It’s been a year when several brands have taken a big hit on their reputation. The most famous cases being Tiger Woods and Toyota. But many others like Citi, UBS and many others in the financial sectors lost brand value, partly attributable to the crisis in the sector and partly attributable to faulty business models. And then there are brands like Kodak which may have permanently lost their foothold in the consumer market.
The case of “product harm”, when brands are recalled due to a defect, has been well researched. Generally, firms that recall defective products in the midst of media publicity do pay a price – loss of sales, market share and financial value. Apart from Toyota and a few other automotive brands, we have seen toy manufacturers (Mattel), food companies (Maple Leaf Foods) and pharmaceuticals (Tylenol) recalling brands in recent times.
One recent study in the Journal of Marketing reported that companies that proactively manage the response to product harm crisis lose more value in the stock market because the stock market may perceive a proactive strategy as a sign of a more serious case. One would think that companies that take proactive steps will get some marks for acting swiftly. Perhaps, that is not the case.
Product failures and recalls do adversely impact brand equity. The impact may depend on degree of ambiguity of the firm’s response according to one study. It is possible that in the short-term the stock market’s response and consumer’s response to a recall may be different. In the long-run the two will be aligned.
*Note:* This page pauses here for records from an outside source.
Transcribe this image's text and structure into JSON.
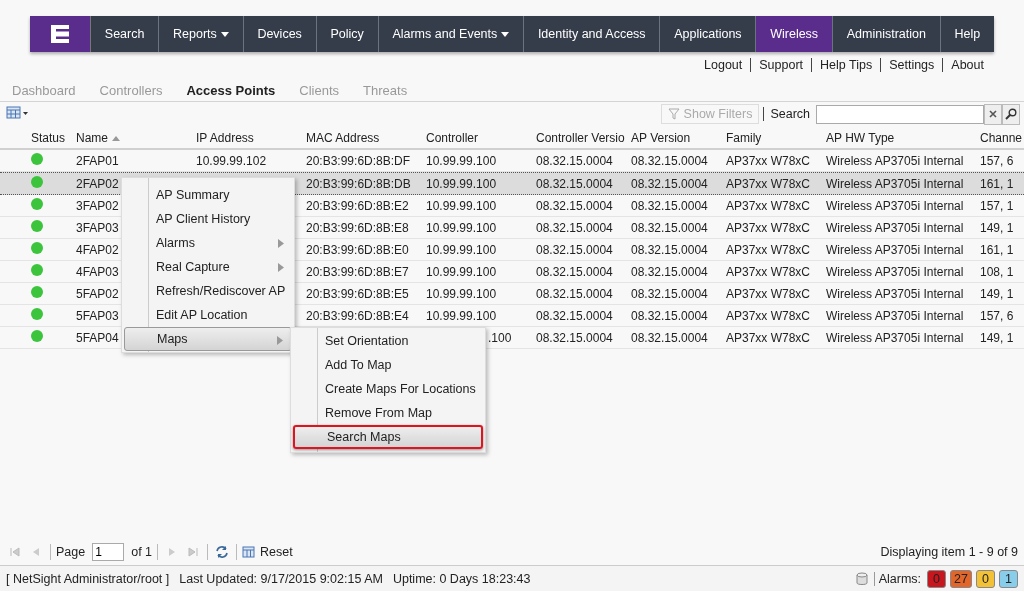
{
  "nav": {
    "items": [
      {
        "label": "Search",
        "selected": false,
        "dropdown": false
      },
      {
        "label": "Reports",
        "selected": false,
        "dropdown": true
      },
      {
        "label": "Devices",
        "selected": false,
        "dropdown": false
      },
      {
        "label": "Policy",
        "selected": false,
        "dropdown": false
      },
      {
        "label": "Alarms and Events",
        "selected": false,
        "dropdown": true
      },
      {
        "label": "Identity and Access",
        "selected": false,
        "dropdown": false
      },
      {
        "label": "Applications",
        "selected": false,
        "dropdown": false
      },
      {
        "label": "Wireless",
        "selected": true,
        "dropdown": false
      },
      {
        "label": "Administration",
        "selected": false,
        "dropdown": false
      },
      {
        "label": "Help",
        "selected": false,
        "dropdown": false
      }
    ]
  },
  "user_links": [
    "Logout",
    "Support",
    "Help Tips",
    "Settings",
    "About"
  ],
  "tabs": [
    {
      "label": "Dashboard",
      "selected": false
    },
    {
      "label": "Controllers",
      "selected": false
    },
    {
      "label": "Access Points",
      "selected": true
    },
    {
      "label": "Clients",
      "selected": false
    },
    {
      "label": "Threats",
      "selected": false
    }
  ],
  "toolbar": {
    "show_filters": {
      "label": "Show Filters",
      "disabled": true
    },
    "search_label": "Search"
  },
  "table": {
    "columns": [
      "Status",
      "Name",
      "IP Address",
      "MAC Address",
      "Controller",
      "Controller Versio",
      "AP Version",
      "Family",
      "AP HW Type",
      "Channe"
    ],
    "rows": [
      {
        "color": "#3dc43d",
        "selected": false,
        "name": "2FAP01",
        "ip": "10.99.99.102",
        "mac": "20:B3:99:6D:8B:DF",
        "controller": "10.99.99.100",
        "controller_version": "08.32.15.0004",
        "ap_version": "08.32.15.0004",
        "family": "AP37xx W78xC",
        "hw_type": "Wireless AP3705i Internal",
        "channel": "157, 6"
      },
      {
        "color": "#3dc43d",
        "selected": true,
        "name": "2FAP02",
        "mac": "20:B3:99:6D:8B:DB",
        "controller": "10.99.99.100",
        "controller_version": "08.32.15.0004",
        "ap_version": "08.32.15.0004",
        "family": "AP37xx W78xC",
        "hw_type": "Wireless AP3705i Internal",
        "channel": "161, 1"
      },
      {
        "color": "#3dc43d",
        "selected": false,
        "name": "3FAP02",
        "mac": "20:B3:99:6D:8B:E2",
        "controller": "10.99.99.100",
        "controller_version": "08.32.15.0004",
        "ap_version": "08.32.15.0004",
        "family": "AP37xx W78xC",
        "hw_type": "Wireless AP3705i Internal",
        "channel": "157, 1"
      },
      {
        "color": "#3dc43d",
        "selected": false,
        "name": "3FAP03",
        "mac": "20:B3:99:6D:8B:E8",
        "controller": "10.99.99.100",
        "controller_version": "08.32.15.0004",
        "ap_version": "08.32.15.0004",
        "family": "AP37xx W78xC",
        "hw_type": "Wireless AP3705i Internal",
        "channel": "149, 1"
      },
      {
        "color": "#3dc43d",
        "selected": false,
        "name": "4FAP02",
        "mac": "20:B3:99:6D:8B:E0",
        "controller": "10.99.99.100",
        "controller_version": "08.32.15.0004",
        "ap_version": "08.32.15.0004",
        "family": "AP37xx W78xC",
        "hw_type": "Wireless AP3705i Internal",
        "channel": "161, 1"
      },
      {
        "color": "#3dc43d",
        "selected": false,
        "name": "4FAP03",
        "mac": "20:B3:99:6D:8B:E7",
        "controller": "10.99.99.100",
        "controller_version": "08.32.15.0004",
        "ap_version": "08.32.15.0004",
        "family": "AP37xx W78xC",
        "hw_type": "Wireless AP3705i Internal",
        "channel": "108, 1"
      },
      {
        "color": "#3dc43d",
        "selected": false,
        "name": "5FAP02",
        "mac": "20:B3:99:6D:8B:E5",
        "controller": "10.99.99.100",
        "controller_version": "08.32.15.0004",
        "ap_version": "08.32.15.0004",
        "family": "AP37xx W78xC",
        "hw_type": "Wireless AP3705i Internal",
        "channel": "149, 1"
      },
      {
        "color": "#3dc43d",
        "selected": false,
        "name": "5FAP03",
        "mac": "20:B3:99:6D:8B:E4",
        "controller": "10.99.99.100",
        "controller_version": "08.32.15.0004",
        "ap_version": "08.32.15.0004",
        "family": "AP37xx W78xC",
        "hw_type": "Wireless AP3705i Internal",
        "channel": "157, 6"
      },
      {
        "color": "#3dc43d",
        "selected": false,
        "name": "5FAP04",
        "controller": ".100",
        "controller_version": "08.32.15.0004",
        "ap_version": "08.32.15.0004",
        "family": "AP37xx W78xC",
        "hw_type": "Wireless AP3705i Internal",
        "channel": "149, 1"
      }
    ]
  },
  "context_menu": {
    "items": [
      {
        "label": "AP Summary",
        "submenu": false,
        "selected": false
      },
      {
        "label": "AP Client History",
        "submenu": false,
        "selected": false
      },
      {
        "label": "Alarms",
        "submenu": true,
        "selected": false
      },
      {
        "label": "Real Capture",
        "submenu": true,
        "selected": false
      },
      {
        "label": "Refresh/Rediscover AP",
        "submenu": false,
        "selected": false
      },
      {
        "label": "Edit AP Location",
        "submenu": false,
        "selected": false
      },
      {
        "label": "Maps",
        "submenu": true,
        "selected": true
      }
    ]
  },
  "submenu": {
    "items": [
      {
        "label": "Set Orientation",
        "highlighted": false
      },
      {
        "label": "Add To Map",
        "highlighted": false
      },
      {
        "label": "Create Maps For Locations",
        "highlighted": false
      },
      {
        "label": "Remove From Map",
        "highlighted": false
      },
      {
        "label": "Search Maps",
        "highlighted": true
      }
    ]
  },
  "pager": {
    "page_label": "Page",
    "page": "1",
    "of": "of 1",
    "reset": "Reset",
    "display": "Displaying item 1 - 9 of 9"
  },
  "status_bar": {
    "user": "[ NetSight Administrator/root ]",
    "updated": "Last Updated: 9/17/2015 9:02:15 AM",
    "uptime": "Uptime: 0 Days 18:23:43",
    "alarms_label": "Alarms:",
    "alarms": [
      {
        "count": "0",
        "color": "#c8161e"
      },
      {
        "count": "27",
        "color": "#e2662a"
      },
      {
        "count": "0",
        "color": "#f2c136"
      },
      {
        "count": "1",
        "color": "#88cdea"
      }
    ]
  }
}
Another study in the journal Marketing Science found that marketing instruments such as advertising may be diminished in their effectiveness post-crisis, meaning firms may have to spend more in marketing post-crisis to get the same impact they got in the pre-crisis phase. You can think of this as the added cost of winning the consumer trust back.
The case of BP is interesting. When the scope of the oil spill crisis became known, the brand reputation and the stock price took a hit. After much stonewalling and facing criticism from many quarters, the company seems to have responded. If the stock price is any indication, the worse may be over for BP (see chart below). After hitting its lowest point in late June, the stock price is on the upswing.
It is, however, interesting to note that the sentiment of the community (made of consumers and individual investors) lags behind the sentiment of analysts (see bottom of chart for “Sentiment on BP”).
It looks like the average consumer still has some reservations about this brand.
There have been other examples of harmful behavior in the oil industry (e.g., Exxon Valdez), from which the companies have come back. The importance of the product (oil) and the somewhat short public memory is helpful in such cases.
So, what is the best way to protect a brand from a failure that results in recall? Here is my take based on previous cases, research evidence and a bit of common sense:
Prevention is better than cure in this case. If companies build high quality products and have appropriate processes, employee training, safety standards, quality controls and consumer education, many of the crises can be avoided.
When you fail to do the above and have a product harm crisis at hand, try to:
- Take responsibility and respond unambiguously (stock market reaction notwithstanding). Try not to shift blame (remember Ford-Firestone tire blowout case?).
- Communicate to stakeholders clearly on what went wrong, why and steps you have taken to prevent this from ever happening again (Tylenol did this well in the mid 1980s, but recently they’ve had problems again).
- Go beyond the call of duty to establish safeguards and to compensate customers who have been hurt.
There is no doubt these steps will increase the cost of doing business in the short to medium-term. If you believe brand is reputation as I do, there are no shortcuts to building reputation. Plus, as a CEO you will sleep better at night.